What you see is FileMaker's guess as to what relationships might be possible. What controls the type of connecter you see (single line, crow's foot, Tee) depends on the field options you select for the match field. If the field is defined to auto-enter a serial number, or has a Unique Values validation defined, you see a single line like you would expect for the "1" in a 1 to many, many to one or 1 to 1 relationship. If the field is unstored or global, you see a "Tee" and this is a unique relations that isn't quite any of the standard text book relationships. If neither field is set up for unique values and is a indexible, stored field, you'll see crows feet on both as there are no built in limitations on the values that can be used. One record on one side of such a relationship can match to many records on the other, but the reverse is also true.
Note: A primary key is limited in one way or another to unique values in the table in which it is defined. The ideal primary key uniquely identifies each record, does not have any "encoded meaning" and never, ever changes. A foreign key is the match field in a related table that matches to Primary key in the other field. Foreign keys are not unique as there could be many records with the same value in the field that all match back to the same record in the other table and thus all have the same value in the Foreign Key field.

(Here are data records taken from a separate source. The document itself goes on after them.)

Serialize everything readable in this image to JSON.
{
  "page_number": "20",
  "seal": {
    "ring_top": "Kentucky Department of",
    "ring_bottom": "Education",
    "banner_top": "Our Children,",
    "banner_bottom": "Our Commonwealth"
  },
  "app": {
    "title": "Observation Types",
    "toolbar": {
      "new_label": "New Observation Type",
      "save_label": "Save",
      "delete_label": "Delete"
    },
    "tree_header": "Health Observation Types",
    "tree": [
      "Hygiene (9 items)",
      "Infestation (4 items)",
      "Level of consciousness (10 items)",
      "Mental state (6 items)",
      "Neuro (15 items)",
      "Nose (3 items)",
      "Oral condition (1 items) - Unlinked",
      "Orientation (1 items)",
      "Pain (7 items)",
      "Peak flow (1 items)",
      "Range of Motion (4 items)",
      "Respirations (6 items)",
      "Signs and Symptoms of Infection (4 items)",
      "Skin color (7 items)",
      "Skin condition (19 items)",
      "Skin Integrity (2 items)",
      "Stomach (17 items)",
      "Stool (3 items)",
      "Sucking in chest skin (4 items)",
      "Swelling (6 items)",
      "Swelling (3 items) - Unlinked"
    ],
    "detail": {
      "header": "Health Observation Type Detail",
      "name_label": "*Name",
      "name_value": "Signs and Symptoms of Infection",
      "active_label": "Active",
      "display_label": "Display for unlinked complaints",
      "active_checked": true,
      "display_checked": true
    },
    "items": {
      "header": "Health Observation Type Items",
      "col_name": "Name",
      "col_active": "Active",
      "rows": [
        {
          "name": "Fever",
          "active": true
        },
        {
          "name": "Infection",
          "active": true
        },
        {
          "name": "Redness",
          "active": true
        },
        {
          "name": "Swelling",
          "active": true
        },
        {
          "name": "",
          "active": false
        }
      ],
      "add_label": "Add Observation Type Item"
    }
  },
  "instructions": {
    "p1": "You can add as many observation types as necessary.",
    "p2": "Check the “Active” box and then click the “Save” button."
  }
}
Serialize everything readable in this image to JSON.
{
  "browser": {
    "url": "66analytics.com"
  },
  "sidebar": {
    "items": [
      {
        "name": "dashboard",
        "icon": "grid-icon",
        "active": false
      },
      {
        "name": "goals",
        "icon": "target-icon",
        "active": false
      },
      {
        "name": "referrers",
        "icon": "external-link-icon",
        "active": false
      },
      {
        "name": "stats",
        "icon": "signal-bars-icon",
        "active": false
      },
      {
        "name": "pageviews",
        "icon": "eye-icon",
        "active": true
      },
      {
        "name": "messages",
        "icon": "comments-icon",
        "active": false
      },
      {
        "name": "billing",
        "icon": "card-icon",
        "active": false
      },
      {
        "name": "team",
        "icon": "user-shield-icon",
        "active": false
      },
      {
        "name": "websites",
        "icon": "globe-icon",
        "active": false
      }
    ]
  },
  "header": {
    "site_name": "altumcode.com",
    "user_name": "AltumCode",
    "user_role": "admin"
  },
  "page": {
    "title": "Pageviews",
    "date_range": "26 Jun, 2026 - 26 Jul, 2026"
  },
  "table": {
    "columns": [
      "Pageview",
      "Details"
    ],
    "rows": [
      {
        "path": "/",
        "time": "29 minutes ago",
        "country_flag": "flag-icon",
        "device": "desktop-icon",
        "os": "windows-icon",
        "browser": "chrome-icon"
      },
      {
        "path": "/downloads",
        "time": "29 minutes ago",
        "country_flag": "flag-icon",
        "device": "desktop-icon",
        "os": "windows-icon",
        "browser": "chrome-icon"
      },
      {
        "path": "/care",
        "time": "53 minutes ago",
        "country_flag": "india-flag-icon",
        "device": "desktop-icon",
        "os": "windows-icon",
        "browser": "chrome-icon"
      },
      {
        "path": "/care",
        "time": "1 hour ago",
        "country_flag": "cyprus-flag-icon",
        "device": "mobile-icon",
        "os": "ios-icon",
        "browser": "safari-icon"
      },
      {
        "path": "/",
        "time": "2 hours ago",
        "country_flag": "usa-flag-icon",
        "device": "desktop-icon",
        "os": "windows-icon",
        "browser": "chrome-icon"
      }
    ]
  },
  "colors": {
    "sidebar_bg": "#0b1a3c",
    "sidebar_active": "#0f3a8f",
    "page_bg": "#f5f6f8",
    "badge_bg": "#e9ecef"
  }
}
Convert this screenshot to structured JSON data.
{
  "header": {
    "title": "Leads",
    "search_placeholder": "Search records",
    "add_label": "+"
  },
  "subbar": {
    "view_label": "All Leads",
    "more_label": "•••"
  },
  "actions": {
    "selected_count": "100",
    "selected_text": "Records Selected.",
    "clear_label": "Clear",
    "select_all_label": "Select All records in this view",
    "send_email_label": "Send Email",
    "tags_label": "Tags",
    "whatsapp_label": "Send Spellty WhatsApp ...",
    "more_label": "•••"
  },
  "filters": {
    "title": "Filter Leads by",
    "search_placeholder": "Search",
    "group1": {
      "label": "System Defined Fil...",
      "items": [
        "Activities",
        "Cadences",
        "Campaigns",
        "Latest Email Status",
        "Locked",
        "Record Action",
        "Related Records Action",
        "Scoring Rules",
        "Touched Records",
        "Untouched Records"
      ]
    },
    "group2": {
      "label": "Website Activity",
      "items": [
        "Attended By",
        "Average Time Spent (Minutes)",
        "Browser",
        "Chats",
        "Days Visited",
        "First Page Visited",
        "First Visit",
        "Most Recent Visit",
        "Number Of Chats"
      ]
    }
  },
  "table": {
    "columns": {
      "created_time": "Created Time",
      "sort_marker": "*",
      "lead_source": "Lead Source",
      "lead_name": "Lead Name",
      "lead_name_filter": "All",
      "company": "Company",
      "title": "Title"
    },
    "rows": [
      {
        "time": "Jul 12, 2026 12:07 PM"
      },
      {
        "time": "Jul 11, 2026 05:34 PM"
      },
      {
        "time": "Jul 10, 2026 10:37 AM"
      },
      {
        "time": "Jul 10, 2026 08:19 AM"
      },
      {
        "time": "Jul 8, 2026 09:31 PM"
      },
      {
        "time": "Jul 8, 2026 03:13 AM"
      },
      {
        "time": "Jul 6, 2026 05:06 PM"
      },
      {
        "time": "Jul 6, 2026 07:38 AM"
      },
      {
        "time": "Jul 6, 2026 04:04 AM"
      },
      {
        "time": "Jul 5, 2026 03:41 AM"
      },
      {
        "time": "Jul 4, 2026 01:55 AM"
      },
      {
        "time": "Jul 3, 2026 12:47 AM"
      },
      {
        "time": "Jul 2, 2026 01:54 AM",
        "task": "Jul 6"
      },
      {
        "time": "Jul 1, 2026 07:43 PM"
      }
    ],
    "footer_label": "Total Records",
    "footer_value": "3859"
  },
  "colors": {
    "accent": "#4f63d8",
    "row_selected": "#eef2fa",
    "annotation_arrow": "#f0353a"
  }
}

Okay thanks, so if I have six tables within this one database and they all have the column of individual number but then one table for example is called family and this has family information, another is called genes and contains genetic information and another for example muscular containing data regarding muscular testing then what is the relationship between the six tables- is this a one to one relationship given the primary key- unique ID is the same in each table?
You wouldn't have the same field as a unique ID in each table. A different field in each table would be defined as the primary key--the unique ID for that table. The simplest primary key to set up in FileMaker is an auto-entered serial number field.
Okay when I have gone through the online tutorial this is used as an example:
4. In the Customers table, click the Company field and drag a line to the Company field in the Companies table.
The Company field is the match field.
. Release the mouse button. You see the relationship you have created.
The relationship is based on matching data in the Company field in both tables. Records are related when data in the Company field in one table matches data in the Company field in the other table.
I thought thats what I was attempting to do matching the individual column within each table to make a relationship
Your information is correct, but this has nothing to do with whether or not the fields being linked are defined as unique IDs.
If you have a field that is a primary key (values are unique) and you drag to a field that is not set up for unique values ( foreign key) the above steps produce a one to many relationship. But if both fields are foreign keys (no auto-entered unique values) you get what I call an "indeterminate many to many relationship" where you can get a one to many relationship in either direction but can't set up a "true" many to many relationship as is typically done with a join table.
It is very unusual to link fields in two tables where both are auto-entered unique IDs as there is no way to really control which record in each field will have a value that matches to a particular record in the other table.